As previously reported, HTC has put its popular automatic photo and video editing app, Zoe, on the Play Store for non-HTC devices. Currently it is in beta and runs on HTC Sense 6 devices as well as the Nexus 5, LG G2 and G2 Pro, and Galaxy S4, S5 and Note 3. Compatibility is expected to widen when the app leaves beta later in the year.
Zoe makes a wonderful first impression. The interface looks great, making full use of the condensed fonts that are a big part of HTC Sense, but maintaining full consistency with the overall Android UI.
It’s also remarkably easy to use; you can make your first Zoe—a 30 second movie containing photos and video clips shot around the same time, and cut together to music—in little more than a couple of minutes. Anyone who has been frustrated by the slow and complicated process of video editing in the past will be shocked at how fast Zoe is too, with everything happening in almost real time.
Make your first Zoe
This is how it works. When you create a new Zoe the app automatically picks your most recent photos and videos, slaps on a music track and begins playing your movie.
All of the content on your phone is displayed on the main screen, and you can add or remove each item from your Zoe simply by tapping it. The clips are used in a random fashion by default, though you can long press on a photo or video clip and set it to be either the first or last one used. It’s also possible to set your content to be used it chronological order.
A swipe to the left tab gives you a series of 12 themes to choose from. The main difference between them is the Instagram-style filters added to the content, as well as the default music track and the transitions between all the shots—hard cuts, wipes, fades and so on.
A swipe to the right-most tab lets you control the music. You get a few tracks included by default, and you can download more stock tunes from the Zoe database, or add your own from any you’ve got stored on your device. Zoes are limited to 30 seconds, so you need to pick your track wisely if you use your own.
From there you post your Zoe to zoe.com, and can also share it with a wide number of other services. All the rendering happens remotely. The content is uploaded, and will take around five or ten minutes depending on the speed of your internet connection. Shortly after you’ll receive a notification telling you that your Zoe is ready to be viewed.
Zoe.com is a fledgling social network on which you can follow others, and has a interesting feature of allowing your friends to remix your own Zoes.

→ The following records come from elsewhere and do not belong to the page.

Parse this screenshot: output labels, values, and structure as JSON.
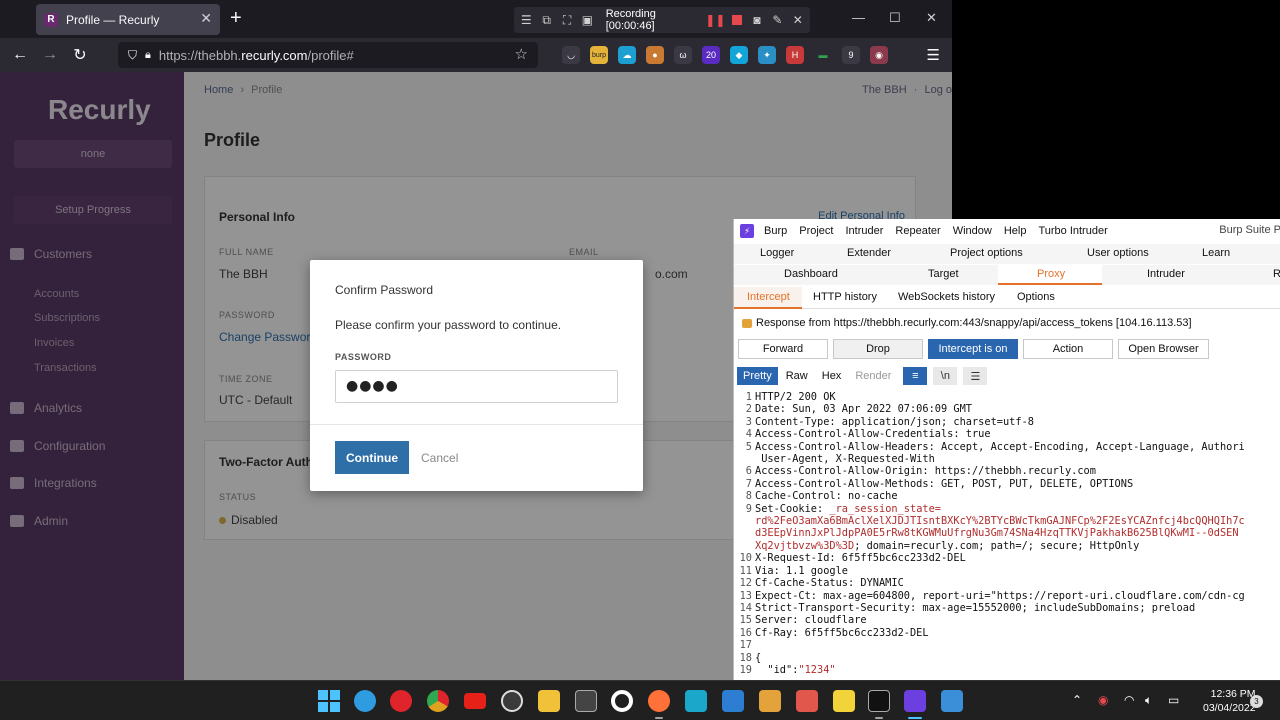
{
  "browser": {
    "tab_title": "Profile — Recurly",
    "tab_favicon": "R",
    "recording": "Recording [00:00:46]",
    "url_prefix": "https://thebbh.",
    "url_domain": "recurly.com",
    "url_suffix": "/profile#",
    "ext_burp": "burp",
    "ext_badge_20": "20",
    "ext_badge_9": "9"
  },
  "page": {
    "logo": "Recurly",
    "account_pill": "none",
    "setup_progress": "Setup Progress",
    "nav": {
      "customers": "Customers",
      "accounts": "Accounts",
      "subscriptions": "Subscriptions",
      "invoices": "Invoices",
      "transactions": "Transactions",
      "analytics": "Analytics",
      "configuration": "Configuration",
      "integrations": "Integrations",
      "admin": "Admin"
    },
    "breadcrumb_home": "Home",
    "breadcrumb_sep": "›",
    "breadcrumb_current": "Profile",
    "top_user": "The BBH",
    "top_sep": "·",
    "top_logout": "Log o",
    "title": "Profile",
    "personal_info": "Personal Info",
    "edit_personal_info": "Edit Personal Info",
    "full_name_label": "FULL NAME",
    "full_name": "The BBH",
    "email_label": "EMAIL",
    "email_tail": "o.com",
    "password_label": "PASSWORD",
    "change_password": "Change Password",
    "time_zone_label": "TIME ZONE",
    "time_zone": "UTC - Default",
    "two_factor": "Two-Factor Authe",
    "status_label": "STATUS",
    "status": "Disabled"
  },
  "modal": {
    "title": "Confirm Password",
    "description": "Please confirm your password to continue.",
    "password_label": "PASSWORD",
    "password_value": "●●●●",
    "continue": "Continue",
    "cancel": "Cancel"
  },
  "burp": {
    "menus": [
      "Burp",
      "Project",
      "Intruder",
      "Repeater",
      "Window",
      "Help",
      "Turbo Intruder"
    ],
    "window_title": "Burp Suite P",
    "tabs_row1": [
      "Logger",
      "Extender",
      "Project options",
      "User options",
      "Learn"
    ],
    "tabs_row2": [
      "Dashboard",
      "Target",
      "Proxy",
      "Intruder",
      "R"
    ],
    "subtabs": [
      "Intercept",
      "HTTP history",
      "WebSockets history",
      "Options"
    ],
    "response_info": "Response from https://thebbh.recurly.com:443/snappy/api/access_tokens  [104.16.113.53]",
    "buttons": {
      "forward": "Forward",
      "drop": "Drop",
      "intercept": "Intercept is on",
      "action": "Action",
      "open_browser": "Open Browser"
    },
    "view": {
      "pretty": "Pretty",
      "raw": "Raw",
      "hex": "Hex",
      "render": "Render",
      "wrap_icon": "wrap-icon",
      "newline": "\\n",
      "menu_icon": "menu-icon"
    },
    "lines": [
      {
        "n": "1",
        "t": "HTTP/2 200 OK"
      },
      {
        "n": "2",
        "t": "Date: Sun, 03 Apr 2022 07:06:09 GMT"
      },
      {
        "n": "3",
        "t": "Content-Type: application/json; charset=utf-8"
      },
      {
        "n": "4",
        "t": "Access-Control-Allow-Credentials: true"
      },
      {
        "n": "5",
        "t": "Access-Control-Allow-Headers: Accept, Accept-Encoding, Accept-Language, Authori"
      },
      {
        "n": "",
        "t": " User-Agent, X-Requested-With"
      },
      {
        "n": "6",
        "t": "Access-Control-Allow-Origin: https://thebbh.recurly.com"
      },
      {
        "n": "7",
        "t": "Access-Control-Allow-Methods: GET, POST, PUT, DELETE, OPTIONS"
      },
      {
        "n": "8",
        "t": "Cache-Control: no-cache"
      },
      {
        "n": "9",
        "t": "Set-Cookie: _ra_session_state="
      },
      {
        "n": "",
        "t": "rd%2FeO3amXa6BmAclXelXJDJTIsntBXKcY%2BTYcBWcTkmGAJNFCp%2F2EsYCAZnfcj4bcQQHQIh7c",
        "c": true
      },
      {
        "n": "",
        "t": "d3EEpVinnJxPlJdpPA0E5rRw8tKGWMuUfrgNu3Gm74SNa4HzqTTKVjPakhakB625BlQKwMI--0dSEN",
        "c": true
      },
      {
        "n": "",
        "t": "Xq2vjtbvzw%3D%3D; domain=recurly.com; path=/; secure; HttpOnly"
      },
      {
        "n": "10",
        "t": "X-Request-Id: 6f5ff5bc6cc233d2-DEL"
      },
      {
        "n": "11",
        "t": "Via: 1.1 google"
      },
      {
        "n": "12",
        "t": "Cf-Cache-Status: DYNAMIC"
      },
      {
        "n": "13",
        "t": "Expect-Ct: max-age=604800, report-uri=\"https://report-uri.cloudflare.com/cdn-cg"
      },
      {
        "n": "14",
        "t": "Strict-Transport-Security: max-age=15552000; includeSubDomains; preload"
      },
      {
        "n": "15",
        "t": "Server: cloudflare"
      },
      {
        "n": "16",
        "t": "Cf-Ray: 6f5ff5bc6cc233d2-DEL"
      },
      {
        "n": "17",
        "t": ""
      },
      {
        "n": "18",
        "t": "{"
      },
      {
        "n": "19",
        "t": "  \"id\":\"1234\""
      }
    ]
  },
  "taskbar": {
    "time": "12:36 PM",
    "date": "03/04/2022",
    "notifications": "3",
    "colors": {
      "edge": "#2f9be0",
      "opera": "#e0242b",
      "chrome": "#e0a020",
      "youtube": "#e62117",
      "folder": "#f2c13a",
      "firefox": "#ff7139",
      "burp": "#6b3fe0"
    }
  }
}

Whether or not zoe.com gains any real traction remains to be seen. Until then, most users are more likely to be sharing their finished works on Twitter or Facebook in order to get people to see it.

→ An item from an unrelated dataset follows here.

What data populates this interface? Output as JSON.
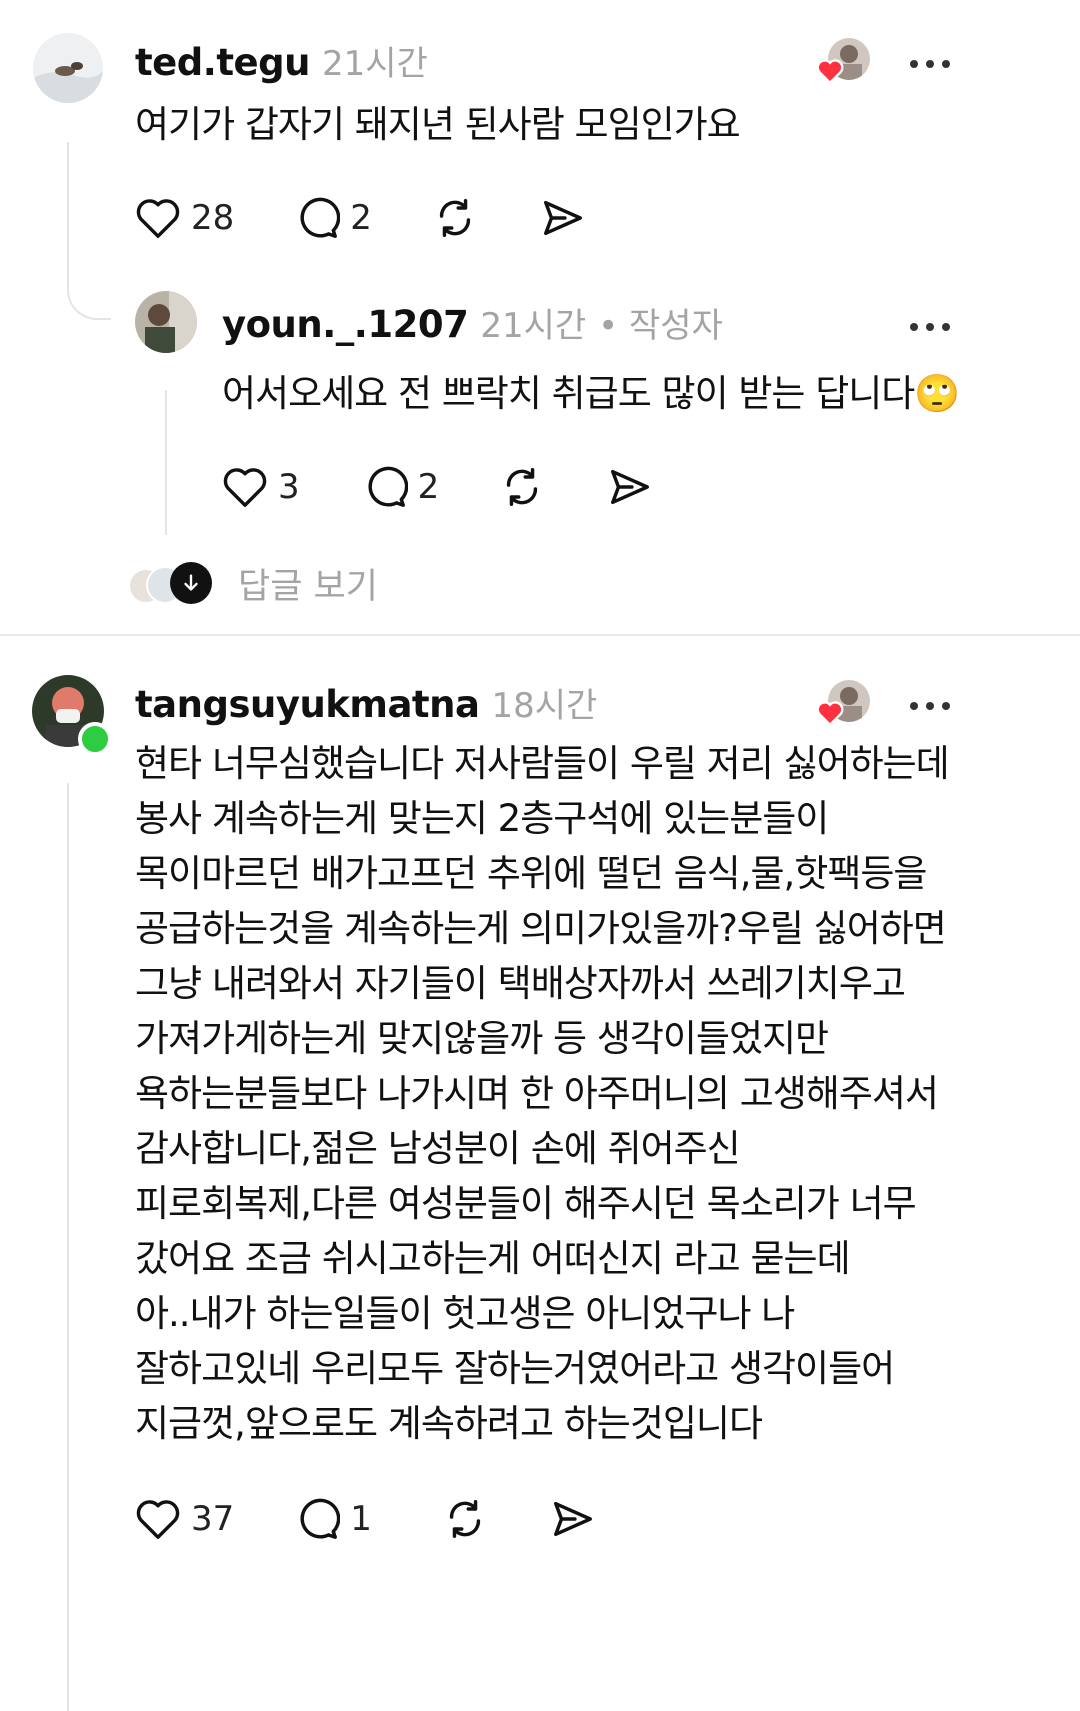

The simplicity that runs right through Zoe is by far its biggest strength. Producing your own mini-movie is so painless that it becomes highly accessible to literally anyone.
But the app is still in beta, and while it was perfectly stable, it does feel unfinished.
For instance, there’s no way of choosing which folders the content from your phone is pulled from—we inevitably ended up with a mess of screenshots included among our photos and videos (although interestingly, it does work pretty well with screenshots, and we could imagine some developers using Zoe to create a quick promo video for their apps).
The way it handles portrait photos is not ideal, using a pillar box type effect when zooming would surely be better. And we found that we would actually have liked a bit more control over how the Zoes were made—adding more control to the editing process would defeat the object, but we’d like to be able prioritise certain content over others, such as getting more video than others.
And finally, it would be great if there were an option to make Zoes longer than 30 seconds. This limit was no doubt chosen to keep the movies to a shareable length, and for most uses it is about right. But occasionally we did find it quite limiting, especially when there was a lot of content we wanted to cram into a single Zoe.
On the whole, Zoe is a triumph. Opening it up to non-HTC users should give the social parts of the service a greater chance of success, and maybe the company should even consider an iPhone version, especially if building the brand is HTC’s main motivation in releasing it as a standalone app.
If you have a compatible device, it’s well worth trying out.
With speed and ease of use at its heart, there's no reason why Zoe shouldn't become a big success for HTC.